Despite being illegal, more Americans combat high prescription drug costs by buying abroad.
City Finds a Way continued...
"In six months of operation, our city has already saved $1
million in employee drug costs, and we believe we can save $4-$9 million a year
in the future," Albano tells WebMD. "This was primarily done as a
cost-savings measure, and it's working out great. There have been no complaints
(about drug quality) from anyone and we're all very happy."
But the FDA is investigating CanaRx, the supplier to Albano's
Springfield Meds program, and recently persuaded a federal judge to shut down
Canadian prescription drug sellers operating within the U.S. -- sometimes in
strips malls or other storefronts.
"Many products are cheaper in Canada and elsewhere, but
there are laws in effect and breaking the law shouldn't be an option,"
McGinnis says. "I can also save money getting my automobile from Canada,
but that doesn't mean it would have the EPA controls that we require."
Yet he tells WebMD that border police have been instructed
not to arrest citizens making personal-use prescription drug buys
elsewhere. "It's the commercial entities making money off these illegal
operations we're after."
Lower the Price?
Why not focus on those other commercial entities -- and
pressure pharmaceutical companies to lower prescription drug costs for American
citizens? "We don't have that authority, but the (FDA) commissioner has
been saying that prices need to come down," explains McGinnis. "It's an
inequity, but it's free enterprise."
Prescriptions from Canada are less expensive because its
socialized medicine allows the government to control prescription drug prices,
and the U.S. dollar goes further there.
As for the predicted effects of the new prescription drug bill
signed into law on Dec. 8 by President Bush?
"From what I can tell, attempts to prevent senior citizens
from getting drugs in Canada go into effect immediately while the new coverage
for their prescription drugs doesn't go into effect until 2006," says Joe
White, PhD, chairman of the department of political science at Case Western

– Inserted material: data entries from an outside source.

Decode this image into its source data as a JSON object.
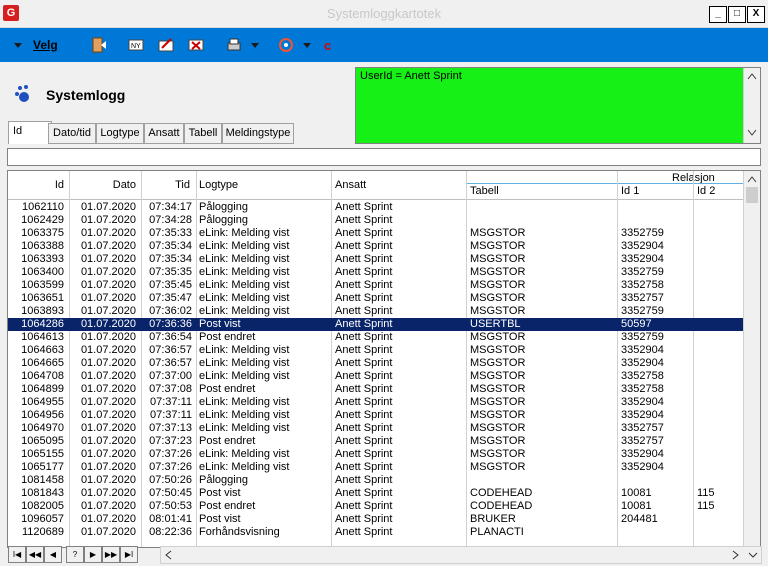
{
  "window": {
    "title": "Systemloggkartotek",
    "app_icon": "G",
    "min": "_",
    "max": "□",
    "close": "X"
  },
  "toolbar": {
    "velg_label": "Velg",
    "icons": [
      "menu-arrow-icon",
      "exit-door-icon",
      "new-icon",
      "edit-icon",
      "delete-icon",
      "print-icon",
      "tools-icon",
      "refresh-icon"
    ]
  },
  "header": {
    "title": "Systemlogg"
  },
  "infobox": {
    "text": "UserId = Anett Sprint"
  },
  "tabs": [
    {
      "label": "Id"
    },
    {
      "label": "Dato/tid"
    },
    {
      "label": "Logtype"
    },
    {
      "label": "Ansatt"
    },
    {
      "label": "Tabell"
    },
    {
      "label": "Meldingstype"
    }
  ],
  "filter": {
    "value": ""
  },
  "grid": {
    "columns": {
      "id": "Id",
      "dato": "Dato",
      "tid": "Tid",
      "logtype": "Logtype",
      "ansatt": "Ansatt",
      "relasjon": "Relasjon",
      "tabell": "Tabell",
      "id1": "Id 1",
      "id2": "Id 2"
    },
    "rows": [
      [
        "1062110",
        "01.07.2020",
        "07:34:17",
        "Pålogging",
        "Anett Sprint",
        "",
        "",
        ""
      ],
      [
        "1062429",
        "01.07.2020",
        "07:34:28",
        "Pålogging",
        "Anett Sprint",
        "",
        "",
        ""
      ],
      [
        "1063375",
        "01.07.2020",
        "07:35:33",
        "eLink: Melding vist",
        "Anett Sprint",
        "MSGSTOR",
        "3352759",
        ""
      ],
      [
        "1063388",
        "01.07.2020",
        "07:35:34",
        "eLink: Melding vist",
        "Anett Sprint",
        "MSGSTOR",
        "3352904",
        ""
      ],
      [
        "1063393",
        "01.07.2020",
        "07:35:34",
        "eLink: Melding vist",
        "Anett Sprint",
        "MSGSTOR",
        "3352904",
        ""
      ],
      [
        "1063400",
        "01.07.2020",
        "07:35:35",
        "eLink: Melding vist",
        "Anett Sprint",
        "MSGSTOR",
        "3352759",
        ""
      ],
      [
        "1063599",
        "01.07.2020",
        "07:35:45",
        "eLink: Melding vist",
        "Anett Sprint",
        "MSGSTOR",
        "3352758",
        ""
      ],
      [
        "1063651",
        "01.07.2020",
        "07:35:47",
        "eLink: Melding vist",
        "Anett Sprint",
        "MSGSTOR",
        "3352757",
        ""
      ],
      [
        "1063893",
        "01.07.2020",
        "07:36:02",
        "eLink: Melding vist",
        "Anett Sprint",
        "MSGSTOR",
        "3352759",
        ""
      ],
      [
        "1064286",
        "01.07.2020",
        "07:36:36",
        "Post vist",
        "Anett Sprint",
        "USERTBL",
        "50597",
        ""
      ],
      [
        "1064613",
        "01.07.2020",
        "07:36:54",
        "Post endret",
        "Anett Sprint",
        "MSGSTOR",
        "3352759",
        ""
      ],
      [
        "1064663",
        "01.07.2020",
        "07:36:57",
        "eLink: Melding vist",
        "Anett Sprint",
        "MSGSTOR",
        "3352904",
        ""
      ],
      [
        "1064665",
        "01.07.2020",
        "07:36:57",
        "eLink: Melding vist",
        "Anett Sprint",
        "MSGSTOR",
        "3352904",
        ""
      ],
      [
        "1064708",
        "01.07.2020",
        "07:37:00",
        "eLink: Melding vist",
        "Anett Sprint",
        "MSGSTOR",
        "3352758",
        ""
      ],
      [
        "1064899",
        "01.07.2020",
        "07:37:08",
        "Post endret",
        "Anett Sprint",
        "MSGSTOR",
        "3352758",
        ""
      ],
      [
        "1064955",
        "01.07.2020",
        "07:37:11",
        "eLink: Melding vist",
        "Anett Sprint",
        "MSGSTOR",
        "3352904",
        ""
      ],
      [
        "1064956",
        "01.07.2020",
        "07:37:11",
        "eLink: Melding vist",
        "Anett Sprint",
        "MSGSTOR",
        "3352904",
        ""
      ],
      [
        "1064970",
        "01.07.2020",
        "07:37:13",
        "eLink: Melding vist",
        "Anett Sprint",
        "MSGSTOR",
        "3352757",
        ""
      ],
      [
        "1065095",
        "01.07.2020",
        "07:37:23",
        "Post endret",
        "Anett Sprint",
        "MSGSTOR",
        "3352757",
        ""
      ],
      [
        "1065155",
        "01.07.2020",
        "07:37:26",
        "eLink: Melding vist",
        "Anett Sprint",
        "MSGSTOR",
        "3352904",
        ""
      ],
      [
        "1065177",
        "01.07.2020",
        "07:37:26",
        "eLink: Melding vist",
        "Anett Sprint",
        "MSGSTOR",
        "3352904",
        ""
      ],
      [
        "1081458",
        "01.07.2020",
        "07:50:26",
        "Pålogging",
        "Anett Sprint",
        "",
        "",
        ""
      ],
      [
        "1081843",
        "01.07.2020",
        "07:50:45",
        "Post vist",
        "Anett Sprint",
        "CODEHEAD",
        "10081",
        "115"
      ],
      [
        "1082005",
        "01.07.2020",
        "07:50:53",
        "Post endret",
        "Anett Sprint",
        "CODEHEAD",
        "10081",
        "115"
      ],
      [
        "1096057",
        "01.07.2020",
        "08:01:41",
        "Post vist",
        "Anett Sprint",
        "BRUKER",
        "204481",
        ""
      ],
      [
        "1120689",
        "01.07.2020",
        "08:22:36",
        "Forhåndsvisning",
        "Anett Sprint",
        "PLANACTI",
        "",
        ""
      ]
    ],
    "selected_row": 9
  },
  "navigator": {
    "buttons": [
      "I◀",
      "◀◀",
      "◀",
      "?",
      "▶",
      "▶▶",
      "▶I"
    ]
  },
  "colors": {
    "toolbar": "#0078d7",
    "infobox": "#17f017",
    "selection": "#0a246a"
  }
}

Reserve University and a Medicare expert who wrote the academic book, False
Alarms: Why the Greatest Threat to Social Security and Medicare is the Campaign
to Save Them.